— The input —
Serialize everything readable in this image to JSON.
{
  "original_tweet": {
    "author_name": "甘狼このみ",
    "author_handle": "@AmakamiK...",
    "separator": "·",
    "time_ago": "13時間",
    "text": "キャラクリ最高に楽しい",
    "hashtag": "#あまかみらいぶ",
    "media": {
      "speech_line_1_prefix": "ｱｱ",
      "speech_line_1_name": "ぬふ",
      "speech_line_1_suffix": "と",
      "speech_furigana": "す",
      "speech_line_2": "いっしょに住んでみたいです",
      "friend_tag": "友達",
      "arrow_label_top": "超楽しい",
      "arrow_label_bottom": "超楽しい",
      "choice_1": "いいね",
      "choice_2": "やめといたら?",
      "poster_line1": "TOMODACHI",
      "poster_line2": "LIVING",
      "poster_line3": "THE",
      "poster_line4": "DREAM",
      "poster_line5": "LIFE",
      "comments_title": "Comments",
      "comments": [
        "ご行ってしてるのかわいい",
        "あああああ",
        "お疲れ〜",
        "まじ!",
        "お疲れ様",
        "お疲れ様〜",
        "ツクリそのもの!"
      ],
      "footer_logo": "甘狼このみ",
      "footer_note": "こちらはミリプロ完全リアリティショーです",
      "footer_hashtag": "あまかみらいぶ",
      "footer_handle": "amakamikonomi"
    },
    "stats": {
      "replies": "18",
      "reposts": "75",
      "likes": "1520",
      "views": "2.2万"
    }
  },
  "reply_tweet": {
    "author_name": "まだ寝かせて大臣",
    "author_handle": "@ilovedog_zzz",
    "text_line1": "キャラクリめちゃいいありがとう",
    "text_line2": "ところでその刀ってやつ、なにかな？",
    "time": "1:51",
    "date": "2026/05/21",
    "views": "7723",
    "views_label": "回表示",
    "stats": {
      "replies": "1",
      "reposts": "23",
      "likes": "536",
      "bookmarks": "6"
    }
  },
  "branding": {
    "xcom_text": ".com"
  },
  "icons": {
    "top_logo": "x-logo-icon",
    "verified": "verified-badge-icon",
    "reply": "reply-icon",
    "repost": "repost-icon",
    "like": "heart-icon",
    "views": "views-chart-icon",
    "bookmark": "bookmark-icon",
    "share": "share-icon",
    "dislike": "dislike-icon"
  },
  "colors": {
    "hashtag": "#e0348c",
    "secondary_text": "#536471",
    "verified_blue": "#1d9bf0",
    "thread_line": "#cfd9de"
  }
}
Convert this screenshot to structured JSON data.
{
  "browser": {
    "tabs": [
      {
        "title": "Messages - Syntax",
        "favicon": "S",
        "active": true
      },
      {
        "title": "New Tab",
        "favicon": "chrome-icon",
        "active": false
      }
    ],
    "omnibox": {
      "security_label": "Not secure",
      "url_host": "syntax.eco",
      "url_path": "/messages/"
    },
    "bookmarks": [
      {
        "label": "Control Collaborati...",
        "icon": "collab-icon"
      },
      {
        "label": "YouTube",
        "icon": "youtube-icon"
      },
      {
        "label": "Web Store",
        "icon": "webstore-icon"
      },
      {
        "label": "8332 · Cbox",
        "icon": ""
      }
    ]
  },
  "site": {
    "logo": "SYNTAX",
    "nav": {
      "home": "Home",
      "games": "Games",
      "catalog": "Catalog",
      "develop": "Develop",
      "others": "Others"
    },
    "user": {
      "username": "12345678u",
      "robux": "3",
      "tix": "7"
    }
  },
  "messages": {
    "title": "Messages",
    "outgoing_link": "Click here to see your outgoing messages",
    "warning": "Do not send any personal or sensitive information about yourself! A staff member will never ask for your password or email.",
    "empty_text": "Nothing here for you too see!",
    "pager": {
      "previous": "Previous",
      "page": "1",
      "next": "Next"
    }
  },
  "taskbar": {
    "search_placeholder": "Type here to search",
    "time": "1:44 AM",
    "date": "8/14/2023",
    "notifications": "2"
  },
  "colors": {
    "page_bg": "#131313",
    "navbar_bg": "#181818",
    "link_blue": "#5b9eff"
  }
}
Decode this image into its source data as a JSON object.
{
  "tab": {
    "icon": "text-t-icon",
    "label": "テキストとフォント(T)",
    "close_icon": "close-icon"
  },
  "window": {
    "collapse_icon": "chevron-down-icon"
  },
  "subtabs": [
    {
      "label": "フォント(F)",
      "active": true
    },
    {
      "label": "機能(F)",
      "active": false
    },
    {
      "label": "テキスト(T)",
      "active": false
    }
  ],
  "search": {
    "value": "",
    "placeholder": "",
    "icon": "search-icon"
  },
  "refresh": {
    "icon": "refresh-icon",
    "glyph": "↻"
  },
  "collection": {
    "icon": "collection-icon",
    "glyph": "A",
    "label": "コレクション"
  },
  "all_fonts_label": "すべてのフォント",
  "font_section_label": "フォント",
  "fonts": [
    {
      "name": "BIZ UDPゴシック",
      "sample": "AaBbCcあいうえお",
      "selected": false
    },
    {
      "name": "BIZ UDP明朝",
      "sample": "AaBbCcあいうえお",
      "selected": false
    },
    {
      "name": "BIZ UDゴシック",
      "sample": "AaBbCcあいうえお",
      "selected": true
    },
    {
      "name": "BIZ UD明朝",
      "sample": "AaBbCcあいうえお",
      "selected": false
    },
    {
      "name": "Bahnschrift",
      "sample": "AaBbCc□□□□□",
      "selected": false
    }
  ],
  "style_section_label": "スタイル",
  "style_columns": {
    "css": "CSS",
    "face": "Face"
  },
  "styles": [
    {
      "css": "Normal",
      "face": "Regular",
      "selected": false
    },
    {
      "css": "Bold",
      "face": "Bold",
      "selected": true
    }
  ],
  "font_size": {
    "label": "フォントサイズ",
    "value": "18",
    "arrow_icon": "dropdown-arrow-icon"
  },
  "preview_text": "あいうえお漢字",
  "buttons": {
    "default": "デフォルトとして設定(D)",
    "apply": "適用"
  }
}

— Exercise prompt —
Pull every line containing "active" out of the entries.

— Response for this exercise —
        "active": true
        "active": false
      "active": true
      "active": false
      "active": false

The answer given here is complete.